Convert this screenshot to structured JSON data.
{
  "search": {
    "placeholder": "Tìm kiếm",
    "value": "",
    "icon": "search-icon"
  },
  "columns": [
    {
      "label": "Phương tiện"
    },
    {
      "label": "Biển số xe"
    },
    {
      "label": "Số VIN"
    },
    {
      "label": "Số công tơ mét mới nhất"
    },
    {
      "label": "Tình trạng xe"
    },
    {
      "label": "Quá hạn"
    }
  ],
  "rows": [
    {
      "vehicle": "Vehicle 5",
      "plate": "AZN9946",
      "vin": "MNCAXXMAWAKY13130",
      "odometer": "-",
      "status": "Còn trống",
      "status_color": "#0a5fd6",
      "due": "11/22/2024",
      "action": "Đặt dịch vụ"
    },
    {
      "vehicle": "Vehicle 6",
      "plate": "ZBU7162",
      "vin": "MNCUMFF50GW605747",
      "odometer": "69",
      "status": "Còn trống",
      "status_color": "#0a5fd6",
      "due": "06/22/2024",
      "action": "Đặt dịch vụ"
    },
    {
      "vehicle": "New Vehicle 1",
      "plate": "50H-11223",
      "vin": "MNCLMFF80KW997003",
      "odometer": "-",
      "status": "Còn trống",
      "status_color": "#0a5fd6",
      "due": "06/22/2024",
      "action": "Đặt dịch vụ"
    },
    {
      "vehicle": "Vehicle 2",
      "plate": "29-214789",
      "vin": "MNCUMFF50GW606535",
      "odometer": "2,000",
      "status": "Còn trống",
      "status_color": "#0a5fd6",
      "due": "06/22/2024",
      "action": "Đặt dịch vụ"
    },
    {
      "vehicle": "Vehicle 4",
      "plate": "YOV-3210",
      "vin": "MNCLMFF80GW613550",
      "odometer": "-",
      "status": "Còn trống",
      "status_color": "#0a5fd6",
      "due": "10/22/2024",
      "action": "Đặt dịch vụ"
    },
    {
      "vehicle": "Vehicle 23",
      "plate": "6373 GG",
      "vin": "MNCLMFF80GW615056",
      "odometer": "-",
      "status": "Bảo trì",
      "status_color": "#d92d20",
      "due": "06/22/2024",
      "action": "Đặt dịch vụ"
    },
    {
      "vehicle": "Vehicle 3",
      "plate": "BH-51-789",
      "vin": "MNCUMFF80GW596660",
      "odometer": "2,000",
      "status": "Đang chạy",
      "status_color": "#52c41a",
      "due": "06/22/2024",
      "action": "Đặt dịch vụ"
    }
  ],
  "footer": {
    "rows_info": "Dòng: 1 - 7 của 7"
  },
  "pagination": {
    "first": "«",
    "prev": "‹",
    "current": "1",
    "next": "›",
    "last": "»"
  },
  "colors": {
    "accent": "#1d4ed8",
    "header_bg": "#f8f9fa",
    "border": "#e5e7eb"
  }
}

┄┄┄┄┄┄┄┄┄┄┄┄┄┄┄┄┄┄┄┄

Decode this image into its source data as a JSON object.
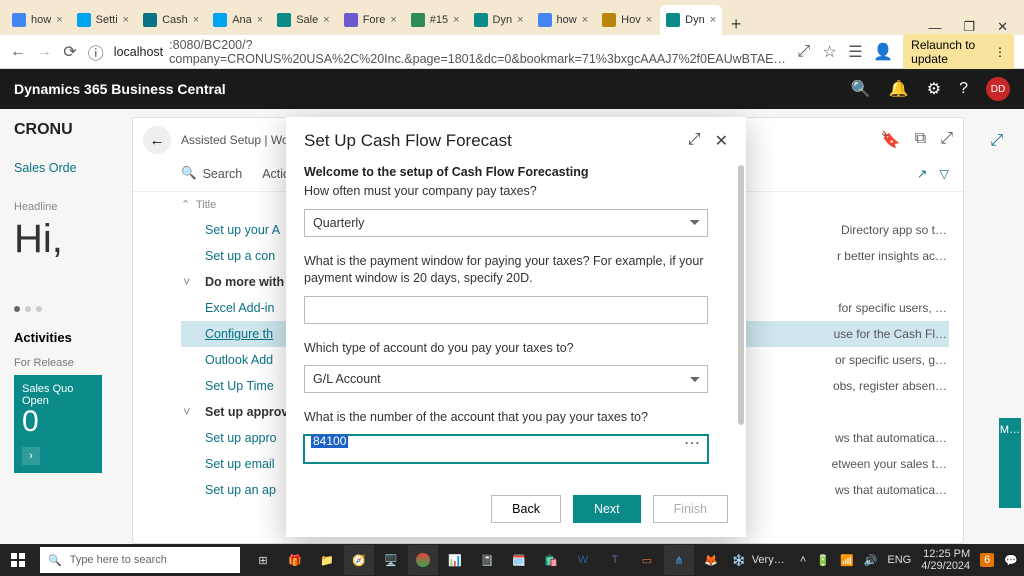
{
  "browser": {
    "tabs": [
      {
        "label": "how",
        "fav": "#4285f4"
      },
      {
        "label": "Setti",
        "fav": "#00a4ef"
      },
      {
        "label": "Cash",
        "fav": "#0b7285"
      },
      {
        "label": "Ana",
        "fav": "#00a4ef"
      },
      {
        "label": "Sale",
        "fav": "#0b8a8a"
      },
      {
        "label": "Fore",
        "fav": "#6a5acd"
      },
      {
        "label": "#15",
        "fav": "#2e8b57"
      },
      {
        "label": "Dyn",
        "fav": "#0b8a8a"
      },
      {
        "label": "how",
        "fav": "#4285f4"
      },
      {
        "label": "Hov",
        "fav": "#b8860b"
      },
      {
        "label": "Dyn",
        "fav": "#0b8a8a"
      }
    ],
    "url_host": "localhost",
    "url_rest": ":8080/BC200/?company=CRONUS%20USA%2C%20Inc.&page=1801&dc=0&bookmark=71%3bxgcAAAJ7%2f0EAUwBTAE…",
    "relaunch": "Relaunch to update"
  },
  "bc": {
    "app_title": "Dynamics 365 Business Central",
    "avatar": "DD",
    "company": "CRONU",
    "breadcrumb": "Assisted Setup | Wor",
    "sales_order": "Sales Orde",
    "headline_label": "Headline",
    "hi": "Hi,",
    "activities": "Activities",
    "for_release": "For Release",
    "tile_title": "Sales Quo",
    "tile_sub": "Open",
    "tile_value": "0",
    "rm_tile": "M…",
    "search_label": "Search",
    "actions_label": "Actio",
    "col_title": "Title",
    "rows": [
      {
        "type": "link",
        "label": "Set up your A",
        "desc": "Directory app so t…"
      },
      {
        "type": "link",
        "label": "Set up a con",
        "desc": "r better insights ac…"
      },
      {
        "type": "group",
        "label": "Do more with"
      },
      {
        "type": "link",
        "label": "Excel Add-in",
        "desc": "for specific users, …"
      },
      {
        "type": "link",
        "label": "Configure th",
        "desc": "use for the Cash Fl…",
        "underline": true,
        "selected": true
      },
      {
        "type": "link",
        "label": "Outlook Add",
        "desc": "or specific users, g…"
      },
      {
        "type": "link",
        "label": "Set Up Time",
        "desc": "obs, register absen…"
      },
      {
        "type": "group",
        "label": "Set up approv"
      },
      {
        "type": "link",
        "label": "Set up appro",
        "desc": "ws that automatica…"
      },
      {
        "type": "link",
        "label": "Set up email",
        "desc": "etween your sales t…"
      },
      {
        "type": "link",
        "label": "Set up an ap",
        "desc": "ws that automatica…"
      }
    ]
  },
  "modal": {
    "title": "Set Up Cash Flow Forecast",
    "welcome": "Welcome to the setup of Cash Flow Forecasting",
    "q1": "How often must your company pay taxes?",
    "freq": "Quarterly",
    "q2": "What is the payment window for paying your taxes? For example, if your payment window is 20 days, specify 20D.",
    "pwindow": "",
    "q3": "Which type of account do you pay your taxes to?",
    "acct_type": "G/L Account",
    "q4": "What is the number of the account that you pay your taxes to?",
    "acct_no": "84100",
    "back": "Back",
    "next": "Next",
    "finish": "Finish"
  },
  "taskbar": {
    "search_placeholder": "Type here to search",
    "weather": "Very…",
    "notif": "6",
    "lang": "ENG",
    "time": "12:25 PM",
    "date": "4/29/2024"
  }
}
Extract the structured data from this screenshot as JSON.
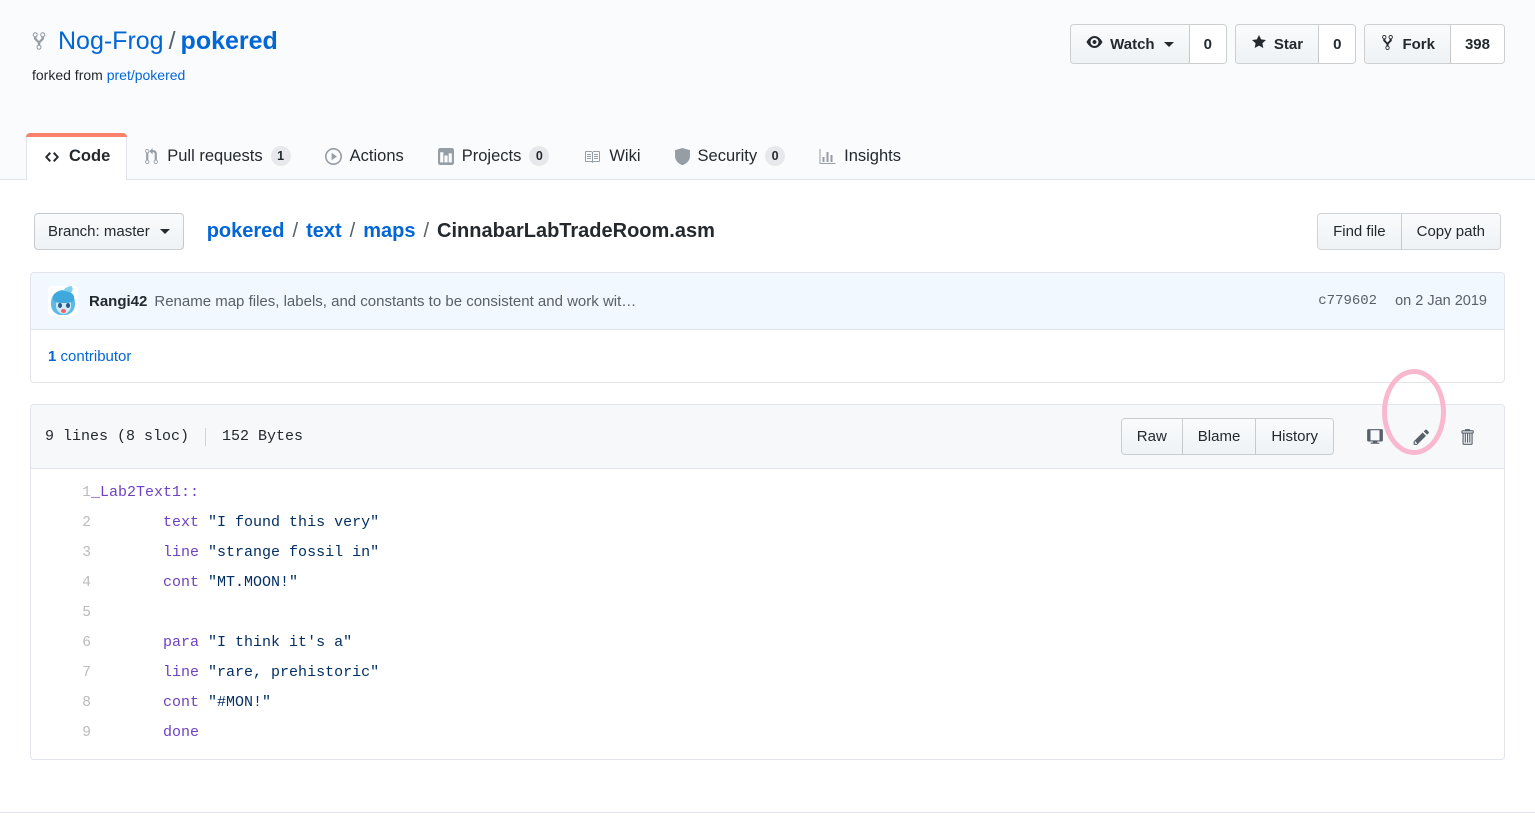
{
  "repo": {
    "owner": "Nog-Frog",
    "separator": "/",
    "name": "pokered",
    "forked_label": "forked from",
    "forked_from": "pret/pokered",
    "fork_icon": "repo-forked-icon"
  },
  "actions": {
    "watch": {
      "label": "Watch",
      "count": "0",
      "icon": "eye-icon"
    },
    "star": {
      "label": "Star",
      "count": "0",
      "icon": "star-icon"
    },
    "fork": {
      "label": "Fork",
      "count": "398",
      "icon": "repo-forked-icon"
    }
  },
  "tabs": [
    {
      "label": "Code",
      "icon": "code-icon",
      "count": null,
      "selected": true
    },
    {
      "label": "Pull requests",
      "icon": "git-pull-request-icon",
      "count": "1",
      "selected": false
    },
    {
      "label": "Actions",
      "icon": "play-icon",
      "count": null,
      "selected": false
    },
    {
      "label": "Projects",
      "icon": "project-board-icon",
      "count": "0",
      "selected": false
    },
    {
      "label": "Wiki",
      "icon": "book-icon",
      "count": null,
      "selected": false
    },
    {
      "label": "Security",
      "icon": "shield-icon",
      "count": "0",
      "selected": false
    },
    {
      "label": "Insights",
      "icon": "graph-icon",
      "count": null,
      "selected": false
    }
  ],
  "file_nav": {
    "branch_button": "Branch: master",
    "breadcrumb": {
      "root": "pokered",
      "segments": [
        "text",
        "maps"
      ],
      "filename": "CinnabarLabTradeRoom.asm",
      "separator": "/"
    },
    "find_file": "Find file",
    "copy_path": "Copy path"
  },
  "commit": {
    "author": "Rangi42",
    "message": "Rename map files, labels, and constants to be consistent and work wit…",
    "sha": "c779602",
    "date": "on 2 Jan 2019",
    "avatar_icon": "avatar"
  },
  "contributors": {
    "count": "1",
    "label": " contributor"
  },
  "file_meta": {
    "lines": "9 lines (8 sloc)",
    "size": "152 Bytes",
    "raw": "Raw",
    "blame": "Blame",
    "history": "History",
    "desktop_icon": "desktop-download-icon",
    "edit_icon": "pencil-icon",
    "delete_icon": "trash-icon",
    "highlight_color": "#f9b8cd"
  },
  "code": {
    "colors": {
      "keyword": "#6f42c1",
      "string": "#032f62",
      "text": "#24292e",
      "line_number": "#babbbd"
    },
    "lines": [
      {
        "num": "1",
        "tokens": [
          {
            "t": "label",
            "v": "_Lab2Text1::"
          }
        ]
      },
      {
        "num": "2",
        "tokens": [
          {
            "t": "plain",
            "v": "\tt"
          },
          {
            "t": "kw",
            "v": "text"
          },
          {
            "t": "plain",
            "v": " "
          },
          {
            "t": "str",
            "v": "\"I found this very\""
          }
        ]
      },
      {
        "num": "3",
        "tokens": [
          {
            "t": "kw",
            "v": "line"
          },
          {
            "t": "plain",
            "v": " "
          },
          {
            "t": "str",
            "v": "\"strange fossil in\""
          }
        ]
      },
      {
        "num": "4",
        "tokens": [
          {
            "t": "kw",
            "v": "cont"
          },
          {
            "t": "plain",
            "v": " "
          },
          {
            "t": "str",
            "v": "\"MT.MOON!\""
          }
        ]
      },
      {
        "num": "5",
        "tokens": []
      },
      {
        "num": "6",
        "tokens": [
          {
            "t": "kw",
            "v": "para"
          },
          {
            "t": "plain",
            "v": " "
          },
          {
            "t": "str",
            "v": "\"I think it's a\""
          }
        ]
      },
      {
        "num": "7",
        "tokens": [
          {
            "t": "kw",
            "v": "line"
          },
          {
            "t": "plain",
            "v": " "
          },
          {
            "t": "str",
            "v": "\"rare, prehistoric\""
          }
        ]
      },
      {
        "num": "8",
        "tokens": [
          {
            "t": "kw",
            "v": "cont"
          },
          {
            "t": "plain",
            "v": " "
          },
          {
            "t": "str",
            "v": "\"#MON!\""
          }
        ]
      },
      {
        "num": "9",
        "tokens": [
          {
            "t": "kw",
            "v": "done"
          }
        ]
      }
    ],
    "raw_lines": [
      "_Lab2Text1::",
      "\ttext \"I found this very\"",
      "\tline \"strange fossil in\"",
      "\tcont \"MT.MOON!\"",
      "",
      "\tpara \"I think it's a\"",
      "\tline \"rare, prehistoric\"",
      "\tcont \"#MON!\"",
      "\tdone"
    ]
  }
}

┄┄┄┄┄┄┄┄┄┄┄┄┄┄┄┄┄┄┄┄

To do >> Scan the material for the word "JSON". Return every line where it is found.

Response >>
Convert this screenshot to structured JSON data.
Decode this image into its source data as a JSON object.
Extract the structured data from this screenshot as JSON.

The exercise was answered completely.